To continue on the note of tension, Quentin Tarantino is a master of “tension and release.” By this I mean he masterfully grows and builds the tension of a scene before giving the audience a magnificent feeling of catharsis. Using both music and the aforementioned expertly-crafted dialogue, scenes that build tension usually do so with subtext. On the surface, a scene appears to be playing out calmly; characters are acting pleasant towards each other and nothing of significance has occurred. But with the full context of the scene, viewers recognize the growing tension, a tension that will soon snap. An exemplary scene of tension and release would be the opening scene of Inglorious Basterds. Hans Landa (who serves as the primary antagonist in the film), a high-ranking Nazi officer who is searching for Jewish people in hiding, is speaking with a dairy farmer named Perrier LaPadite. Landa holds himself in a gentlemanly composure, engaging with LaPadite in a business-like yet pleasant way. Initially, Landa goes under the guise that he is merely doing a routine check of LaPadite’s farm, and that he has no actual suspicions of LaPadite. But after the camera pans down under the floorboards, the subtext of the entire scene is revealed, and thus the tension of the entire scene is set. After a bombastic release, a moment I will not spoil, the audience is left in a state of thrill for what’s next.

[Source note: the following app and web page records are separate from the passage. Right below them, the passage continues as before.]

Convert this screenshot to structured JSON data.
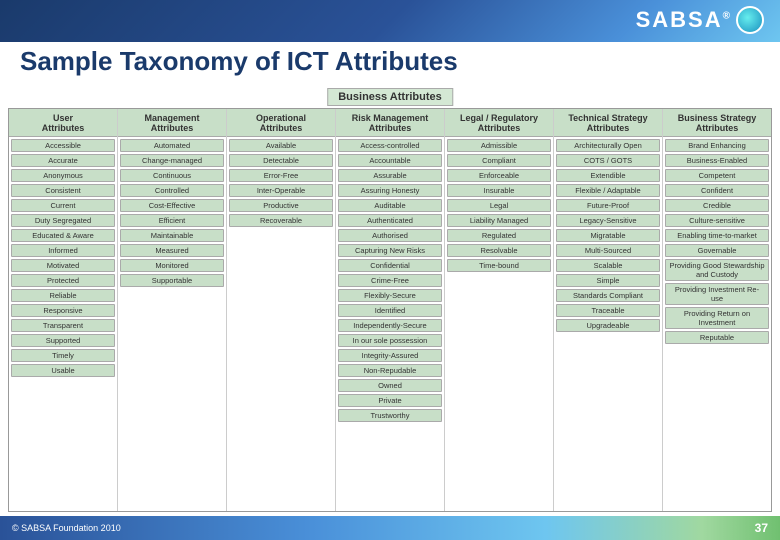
{
  "header": {
    "title": "Sample Taxonomy of ICT Attributes",
    "logo_text": "SABSA",
    "logo_reg": "®"
  },
  "business_attributes_label": "Business Attributes",
  "columns": [
    {
      "id": "user",
      "header": "User\nAttributes",
      "items": [
        "Accessible",
        "Accurate",
        "Anonymous",
        "Consistent",
        "Current",
        "Duty Segregated",
        "Educated & Aware",
        "Informed",
        "Motivated",
        "Protected",
        "Reliable",
        "Responsive",
        "Transparent",
        "Supported",
        "Timely",
        "Usable"
      ]
    },
    {
      "id": "management",
      "header": "Management\nAttributes",
      "items": [
        "Automated",
        "Change-managed",
        "Continuous",
        "Controlled",
        "Cost-Effective",
        "Efficient",
        "Maintainable",
        "Measured",
        "Monitored",
        "Supportable"
      ]
    },
    {
      "id": "operational",
      "header": "Operational\nAttributes",
      "items": [
        "Available",
        "Detectable",
        "Error-Free",
        "Inter-Operable",
        "Productive",
        "Recoverable"
      ]
    },
    {
      "id": "risk",
      "header": "Risk Management\nAttributes",
      "items": [
        "Access-controlled",
        "Accountable",
        "Assurable",
        "Assuring Honesty",
        "Auditable",
        "Authenticated",
        "Authorised",
        "Capturing New Risks",
        "Confidential",
        "Crime-Free",
        "Flexibly-Secure",
        "Identified",
        "Independently-Secure",
        "In our sole possession",
        "Integrity-Assured",
        "Non-Repudable",
        "Owned",
        "Private",
        "Trustworthy"
      ]
    },
    {
      "id": "legal",
      "header": "Legal / Regulatory\nAttributes",
      "items": [
        "Admissible",
        "Compliant",
        "Enforceable",
        "Insurable",
        "Legal",
        "Liability Managed",
        "Regulated",
        "Resolvable",
        "Time-bound"
      ]
    },
    {
      "id": "technical",
      "header": "Technical Strategy\nAttributes",
      "items": [
        "Architecturally Open",
        "COTS / GOTS",
        "Extendible",
        "Flexible / Adaptable",
        "Future-Proof",
        "Legacy-Sensitive",
        "Migratable",
        "Multi-Sourced",
        "Scalable",
        "Simple",
        "Standards Compliant",
        "Traceable",
        "Upgradeable"
      ]
    },
    {
      "id": "business_strategy",
      "header": "Business Strategy\nAttributes",
      "items": [
        "Brand Enhancing",
        "Business-Enabled",
        "Competent",
        "Confident",
        "Credible",
        "Culture-sensitive",
        "Enabling time-to-market",
        "Governable",
        "Providing Good Stewardship and Custody",
        "Providing Investment Re-use",
        "Providing Return on Investment",
        "Reputable"
      ]
    }
  ],
  "footer": {
    "copyright": "© SABSA Foundation 2010",
    "page_number": "37"
  }
}
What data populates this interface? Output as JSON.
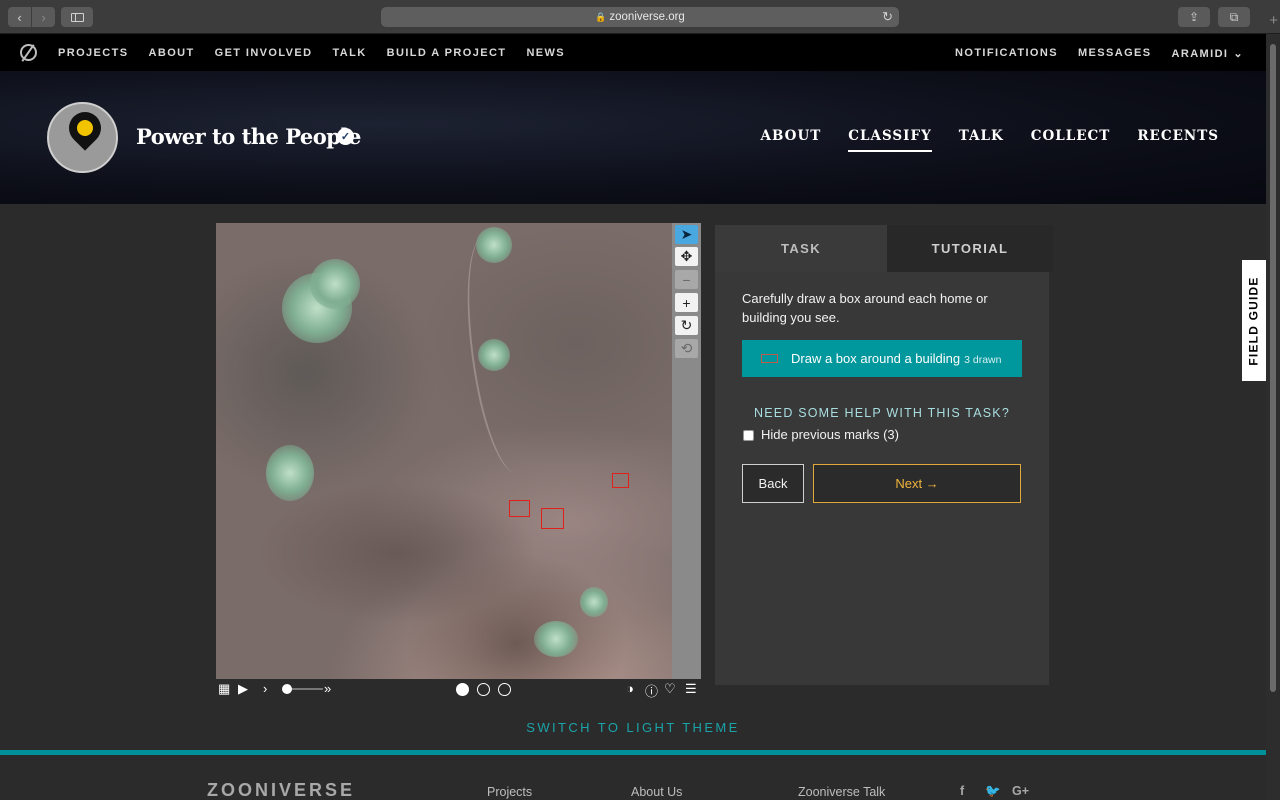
{
  "browser": {
    "url": "zooniverse.org",
    "back_icon": "chevron-left-icon",
    "forward_icon": "chevron-right-icon"
  },
  "topnav": {
    "left": [
      "PROJECTS",
      "ABOUT",
      "GET INVOLVED",
      "TALK",
      "BUILD A PROJECT",
      "NEWS"
    ],
    "right": [
      "NOTIFICATIONS",
      "MESSAGES",
      "ARAMIDI"
    ]
  },
  "project": {
    "title": "Power to the People",
    "nav": [
      "ABOUT",
      "CLASSIFY",
      "TALK",
      "COLLECT",
      "RECENTS"
    ],
    "active_nav": "CLASSIFY"
  },
  "task_panel": {
    "tabs": [
      "TASK",
      "TUTORIAL"
    ],
    "question": "Carefully draw a box around each home or building you see.",
    "tool_label": "Draw a box around a building",
    "tool_count": "3 drawn",
    "help": "NEED SOME HELP WITH THIS TASK?",
    "hide_marks": "Hide previous marks (3)",
    "back": "Back",
    "next": "Next →"
  },
  "field_guide": "FIELD GUIDE",
  "theme_toggle": "SWITCH TO LIGHT THEME",
  "footer": {
    "brand": "ZOONIVERSE",
    "links": [
      "Projects",
      "About Us",
      "Zooniverse Talk"
    ],
    "social": [
      "f",
      "🐦",
      "G+"
    ]
  },
  "colors": {
    "accent_teal": "#00979d",
    "next_gold": "#f0b43c",
    "mark_red": "#e0201a",
    "active_tool_blue": "#4aa8e0"
  }
}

With these elements, having been broken down with each of his films, Quentin Tarantino paints a picture with two layers. The surface layer is a world of witty and intriguing characters, of fast-paced and beautifully stylized action, and the second is of tension and grittiness, presented through the music and dialogue. These two layers create gripping and immersive worlds where no matter how over-the-top the action becomes, or how stylish each film feels, they are all immersive. With non-linear plots, the audience truly gets a feel for all of the characters present, who are arguably the central focus of most of Tarantino’s work. Each character, even if given a mere moment of screentime, feels distinct and memorable, like Gogo from Kill Bill Vol. 1, Hellstrom from Inglorious Basterds, and Mia Wallace from Pulp Fiction. They all feel fully fleshed out; every character’s action gives a small glimpse into their full person. Such worlds with such colorful characters is why Quentin Tarantino is one of the most influential directors of recent times.